Task item:
Your answer must be the records below, repeated exactly, with every picture left out.

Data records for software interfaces
+++

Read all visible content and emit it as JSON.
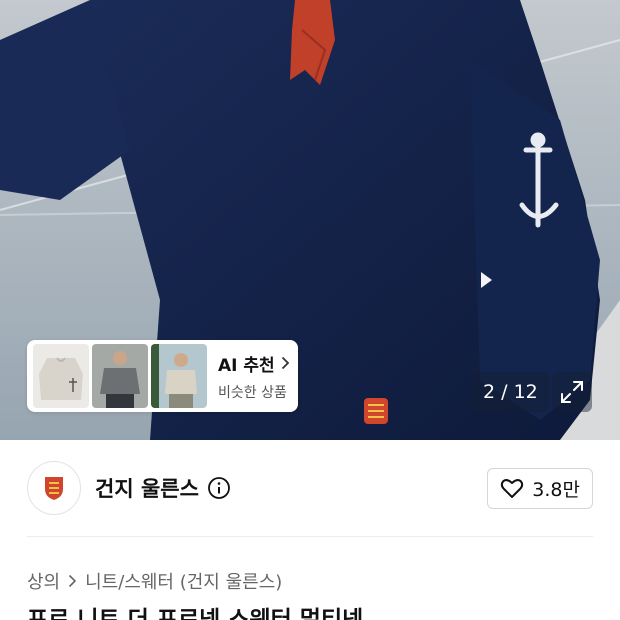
{
  "gallery": {
    "current": 2,
    "total": 12,
    "counter_text": "2 / 12"
  },
  "ai_recommend": {
    "title": "AI 추천",
    "subtitle": "비슷한 상품"
  },
  "brand": {
    "name": "건지 울른스",
    "likes": "3.8만"
  },
  "breadcrumb": {
    "items": [
      "상의",
      "니트/스웨터 (건지 울른스)"
    ]
  },
  "product": {
    "title": "프로 니트 더 프로넥 스웨터 멀티넷"
  },
  "colors": {
    "sweater": "#13234a",
    "scarf": "#c0402a",
    "emblem": "#d1452c"
  },
  "icons": [
    "play-arrow-icon",
    "expand-icon",
    "brand-logo-icon",
    "info-icon",
    "heart-icon",
    "chevron-right-icon"
  ]
}
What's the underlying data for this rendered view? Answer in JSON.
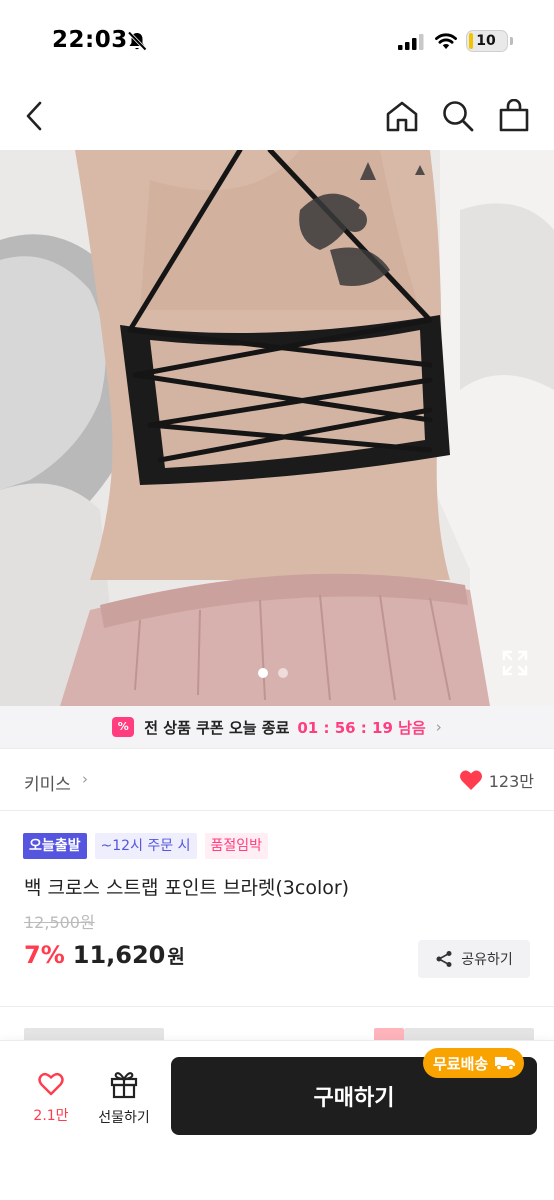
{
  "status_bar": {
    "time": "22:03",
    "battery": "10",
    "battery_level": 0.1
  },
  "nav": {
    "back_icon": "chevron-left-icon",
    "home_icon": "home-icon",
    "search_icon": "search-icon",
    "cart_icon": "shopping-bag-icon"
  },
  "carousel": {
    "current_index": 1,
    "total": 2
  },
  "coupon": {
    "icon_text": "%",
    "text": "전 상품 쿠폰 오늘 종료",
    "timer": "01 : 56 : 19 남음",
    "chevron": "›",
    "accent": "#ff3d7f"
  },
  "brand": {
    "name": "키미스",
    "chevron": "›",
    "likes": "123만"
  },
  "badges": {
    "today": "오늘출발",
    "order": "~12시 주문 시",
    "soldout": "품절임박"
  },
  "product": {
    "title": "백 크로스 스트랩 포인트 브라렛(3color)",
    "original_price": "12,500원",
    "discount": "7%",
    "price": "11,620",
    "currency": "원"
  },
  "share": {
    "label": "공유하기"
  },
  "bottom": {
    "wish_count": "2.1만",
    "gift_label": "선물하기",
    "buy_label": "구매하기",
    "shipping_badge": "무료배송",
    "buy_color": "#1e1e1e",
    "shipping_color": "#f9a300"
  }
}
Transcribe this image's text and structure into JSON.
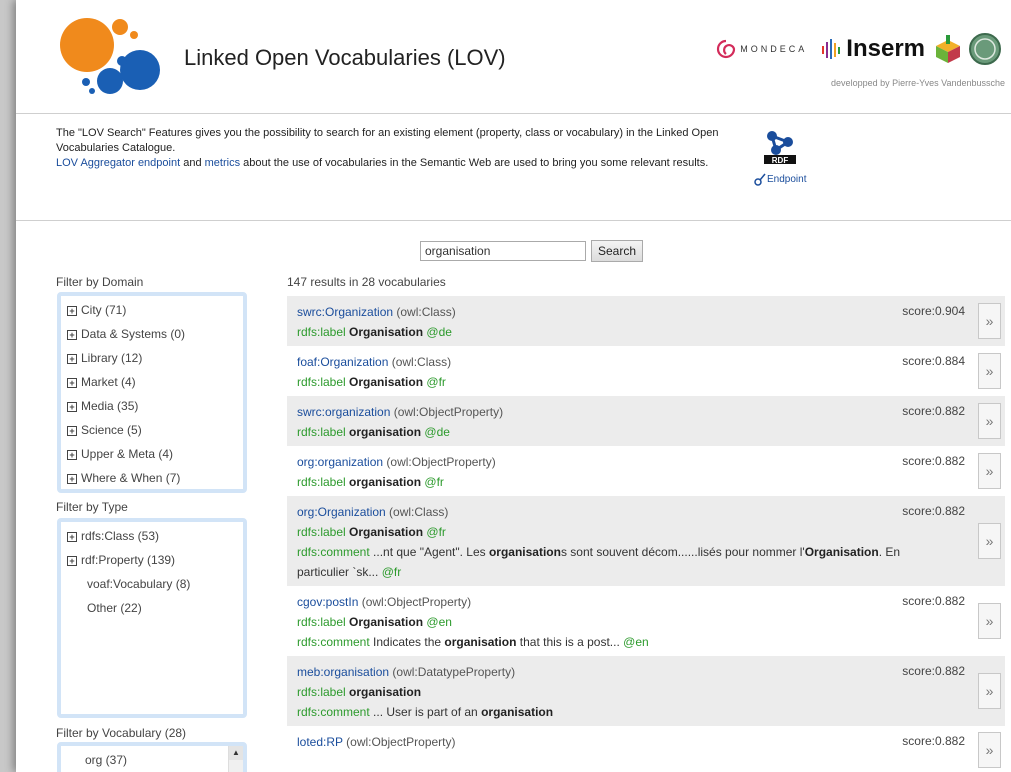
{
  "header": {
    "title": "Linked Open Vocabularies (LOV)",
    "sponsors": {
      "mondeca": "MONDECA",
      "inserm": "Inserm",
      "datalift": "DATALIFT",
      "credit": "developped by Pierre-Yves Vandenbussche"
    }
  },
  "intro": {
    "line1": "The \"LOV Search\" Features gives you the possibility to search for an existing element (property, class or vocabulary) in the Linked Open Vocabularies Catalogue.",
    "link1": "LOV Aggregator endpoint",
    "mid": " and ",
    "link2": "metrics",
    "line2": " about the use of vocabularies in the Semantic Web are used to bring you some relevant results."
  },
  "rdf": {
    "badge": "RDF",
    "label": "Endpoint"
  },
  "search": {
    "value": "organisation",
    "button": "Search"
  },
  "filters": {
    "domain": {
      "title": "Filter by Domain",
      "items": [
        "City (71)",
        "Data & Systems (0)",
        "Library (12)",
        "Market (4)",
        "Media (35)",
        "Science (5)",
        "Upper & Meta (4)",
        "Where & When (7)"
      ]
    },
    "type": {
      "title": "Filter by Type",
      "items": [
        {
          "label": "rdfs:Class (53)",
          "expandable": true
        },
        {
          "label": "rdf:Property (139)",
          "expandable": true
        },
        {
          "label": "voaf:Vocabulary (8)",
          "expandable": false
        },
        {
          "label": "Other (22)",
          "expandable": false
        }
      ]
    },
    "vocabulary": {
      "title": "Filter by Vocabulary (28)",
      "items": [
        "org (37)"
      ]
    }
  },
  "results": {
    "count": "147 results in 28 vocabularies",
    "more_label": "»",
    "items": [
      {
        "uri": "swrc:Organization",
        "type": "(owl:Class)",
        "score": "score:0.904",
        "label_key": "rdfs:label",
        "label_val": "Organisation",
        "label_lang": "@de"
      },
      {
        "uri": "foaf:Organization",
        "type": "(owl:Class)",
        "score": "score:0.884",
        "label_key": "rdfs:label",
        "label_val": "Organisation",
        "label_lang": "@fr"
      },
      {
        "uri": "swrc:organization",
        "type": "(owl:ObjectProperty)",
        "score": "score:0.882",
        "label_key": "rdfs:label",
        "label_val": "organisation",
        "label_lang": "@de"
      },
      {
        "uri": "org:organization",
        "type": "(owl:ObjectProperty)",
        "score": "score:0.882",
        "label_key": "rdfs:label",
        "label_val": "organisation",
        "label_lang": "@fr"
      },
      {
        "uri": "org:Organization",
        "type": "(owl:Class)",
        "score": "score:0.882",
        "label_key": "rdfs:label",
        "label_val": "Organisation",
        "label_lang": "@fr",
        "comment_key": "rdfs:comment",
        "comment_a": " ...nt que \"Agent\". Les ",
        "comment_b": "organisation",
        "comment_c": "s sont souvent décom......lisés pour nommer l'",
        "comment_d": "Organisation",
        "comment_e": ". En particulier `sk...",
        "comment_lang": "@fr"
      },
      {
        "uri": "cgov:postIn",
        "type": "(owl:ObjectProperty)",
        "score": "score:0.882",
        "label_key": "rdfs:label",
        "label_val": "Organisation",
        "label_lang": "@en",
        "comment_key": "rdfs:comment",
        "comment_a": " Indicates the ",
        "comment_b": "organisation",
        "comment_c": " that this is a post...",
        "comment_lang": "@en"
      },
      {
        "uri": "meb:organisation",
        "type": "(owl:DatatypeProperty)",
        "score": "score:0.882",
        "label_key": "rdfs:label",
        "label_val": "organisation",
        "label_lang": "",
        "comment_key": "rdfs:comment",
        "comment_a": " ... User is part of an ",
        "comment_b": "organisation",
        "comment_c": "",
        "comment_lang": ""
      },
      {
        "uri": "loted:RP",
        "type": "(owl:ObjectProperty)",
        "score": "score:0.882"
      }
    ]
  },
  "colors": {
    "accent_orange": "#f08a1c",
    "accent_blue": "#1a5fb4",
    "link": "#1a4d9c",
    "label_green": "#2c9a2c",
    "filter_border": "#d2e4f7"
  }
}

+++

Task response:
Read all visible content and emit it as JSON.
{
  "gallery": {
    "current": 2,
    "total": 12,
    "counter_text": "2 / 12"
  },
  "ai_recommend": {
    "title": "AI 추천",
    "subtitle": "비슷한 상품"
  },
  "brand": {
    "name": "건지 울른스",
    "likes": "3.8만"
  },
  "breadcrumb": {
    "items": [
      "상의",
      "니트/스웨터 (건지 울른스)"
    ]
  },
  "product": {
    "title": "프로 니트 더 프로넥 스웨터 멀티넷"
  },
  "colors": {
    "sweater": "#13234a",
    "scarf": "#c0402a",
    "emblem": "#d1452c"
  },
  "icons": [
    "play-arrow-icon",
    "expand-icon",
    "brand-logo-icon",
    "info-icon",
    "heart-icon",
    "chevron-right-icon"
  ]
}
What's the underlying data for this rendered view? Answer in JSON.
{
  "status_bar": {
    "time": "22:03",
    "battery": "10",
    "battery_level": 0.1
  },
  "nav": {
    "back_icon": "chevron-left-icon",
    "home_icon": "home-icon",
    "search_icon": "search-icon",
    "cart_icon": "shopping-bag-icon"
  },
  "carousel": {
    "current_index": 1,
    "total": 2
  },
  "coupon": {
    "icon_text": "%",
    "text": "전 상품 쿠폰 오늘 종료",
    "timer": "01 : 56 : 19 남음",
    "chevron": "›",
    "accent": "#ff3d7f"
  },
  "brand": {
    "name": "키미스",
    "chevron": "›",
    "likes": "123만"
  },
  "badges": {
    "today": "오늘출발",
    "order": "~12시 주문 시",
    "soldout": "품절임박"
  },
  "product": {
    "title": "백 크로스 스트랩 포인트 브라렛(3color)",
    "original_price": "12,500원",
    "discount": "7%",
    "price": "11,620",
    "currency": "원"
  },
  "share": {
    "label": "공유하기"
  },
  "bottom": {
    "wish_count": "2.1만",
    "gift_label": "선물하기",
    "buy_label": "구매하기",
    "shipping_badge": "무료배송",
    "buy_color": "#1e1e1e",
    "shipping_color": "#f9a300"
  }
}
Transcribe this image's text and structure into JSON.
{
  "header": {
    "title": "Linked Open Vocabularies (LOV)",
    "sponsors": {
      "mondeca": "MONDECA",
      "inserm": "Inserm",
      "datalift": "DATALIFT",
      "credit": "developped by Pierre-Yves Vandenbussche"
    }
  },
  "intro": {
    "line1": "The \"LOV Search\" Features gives you the possibility to search for an existing element (property, class or vocabulary) in the Linked Open Vocabularies Catalogue.",
    "link1": "LOV Aggregator endpoint",
    "mid": " and ",
    "link2": "metrics",
    "line2": " about the use of vocabularies in the Semantic Web are used to bring you some relevant results."
  },
  "rdf": {
    "badge": "RDF",
    "label": "Endpoint"
  },
  "search": {
    "value": "organisation",
    "button": "Search"
  },
  "filters": {
    "domain": {
      "title": "Filter by Domain",
      "items": [
        "City (71)",
        "Data & Systems (0)",
        "Library (12)",
        "Market (4)",
        "Media (35)",
        "Science (5)",
        "Upper & Meta (4)",
        "Where & When (7)"
      ]
    },
    "type": {
      "title": "Filter by Type",
      "items": [
        {
          "label": "rdfs:Class (53)",
          "expandable": true
        },
        {
          "label": "rdf:Property (139)",
          "expandable": true
        },
        {
          "label": "voaf:Vocabulary (8)",
          "expandable": false
        },
        {
          "label": "Other (22)",
          "expandable": false
        }
      ]
    },
    "vocabulary": {
      "title": "Filter by Vocabulary (28)",
      "items": [
        "org (37)"
      ]
    }
  },
  "results": {
    "count": "147 results in 28 vocabularies",
    "more_label": "»",
    "items": [
      {
        "uri": "swrc:Organization",
        "type": "(owl:Class)",
        "score": "score:0.904",
        "label_key": "rdfs:label",
        "label_val": "Organisation",
        "label_lang": "@de"
      },
      {
        "uri": "foaf:Organization",
        "type": "(owl:Class)",
        "score": "score:0.884",
        "label_key": "rdfs:label",
        "label_val": "Organisation",
        "label_lang": "@fr"
      },
      {
        "uri": "swrc:organization",
        "type": "(owl:ObjectProperty)",
        "score": "score:0.882",
        "label_key": "rdfs:label",
        "label_val": "organisation",
        "label_lang": "@de"
      },
      {
        "uri": "org:organization",
        "type": "(owl:ObjectProperty)",
        "score": "score:0.882",
        "label_key": "rdfs:label",
        "label_val": "organisation",
        "label_lang": "@fr"
      },
      {
        "uri": "org:Organization",
        "type": "(owl:Class)",
        "score": "score:0.882",
        "label_key": "rdfs:label",
        "label_val": "Organisation",
        "label_lang": "@fr",
        "comment_key": "rdfs:comment",
        "comment_a": " ...nt que \"Agent\". Les ",
        "comment_b": "organisation",
        "comment_c": "s sont souvent décom......lisés pour nommer l'",
        "comment_d": "Organisation",
        "comment_e": ". En particulier `sk...",
        "comment_lang": "@fr"
      },
      {
        "uri": "cgov:postIn",
        "type": "(owl:ObjectProperty)",
        "score": "score:0.882",
        "label_key": "rdfs:label",
        "label_val": "Organisation",
        "label_lang": "@en",
        "comment_key": "rdfs:comment",
        "comment_a": " Indicates the ",
        "comment_b": "organisation",
        "comment_c": " that this is a post...",
        "comment_lang": "@en"
      },
      {
        "uri": "meb:organisation",
        "type": "(owl:DatatypeProperty)",
        "score": "score:0.882",
        "label_key": "rdfs:label",
        "label_val": "organisation",
        "label_lang": "",
        "comment_key": "rdfs:comment",
        "comment_a": " ... User is part of an ",
        "comment_b": "organisation",
        "comment_c": "",
        "comment_lang": ""
      },
      {
        "uri": "loted:RP",
        "type": "(owl:ObjectProperty)",
        "score": "score:0.882"
      }
    ]
  },
  "colors": {
    "accent_orange": "#f08a1c",
    "accent_blue": "#1a5fb4",
    "link": "#1a4d9c",
    "label_green": "#2c9a2c",
    "filter_border": "#d2e4f7"
  }
}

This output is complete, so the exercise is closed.